WHEN A FETAL SYNDROME DIAGNOSIS FEELS LIKE THE END, WE HAVE RESOURCES AND HOPE FOR NEW BEGINNINGS.
YOU'LL NEVER FORGET THE MOMENT YOU HEAR YOUR BABY MAY NOT SURVIVE. WE REMEMBER.
LIFE CHANGES THE INSTANT YOU LEARN YOUR UNBORN BABY HAS A FETAL SYNDROME. WE HAVE RESOURCES TO HELP.
OUR FAMILY IS GROWING
The Fetal Health Foundation now includes the Fetal Therapy Think Tank, bringing the expertise of 100’s of fetal therapy and medical industry experts to create a bright future for more young families through fetal medicine.
As a parent-founded non-profit, we are grateful for the support of our Stewardship Circle member institutions.
Your contribution gives hope to families with fetal syndromes.
The morning after I unexpectedly gave birth at 27 weeks, my doctor checked in on me and my baby at the Neonatal Intensive Care Unit (NICU). He said he spent the night in the hospital because we were both in critical condition and he didn’t know if either one of us were going to survive.
The doctor came in and told Trina that the baby likely had a lower urinary tract obstruction, meaning that he had extra tissue blocking his bladder. This didn’t allow urine to pass through, which meant that amniotic fluid wasn’t being produced to help the baby grow in the womb.
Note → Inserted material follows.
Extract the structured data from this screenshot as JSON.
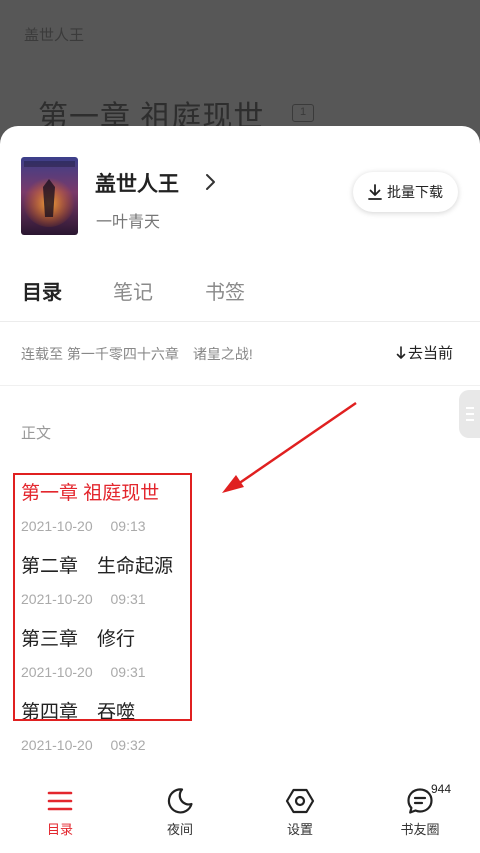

Being pregnant can be a challenging time, especially when it comes to doing naturally easy every day things — like sleeping. While sleeping might not seem like a problem at first, you’ll eventually see what we mean. Here are 6 tips to help you get a better night’s sleep while your belly continues to grow.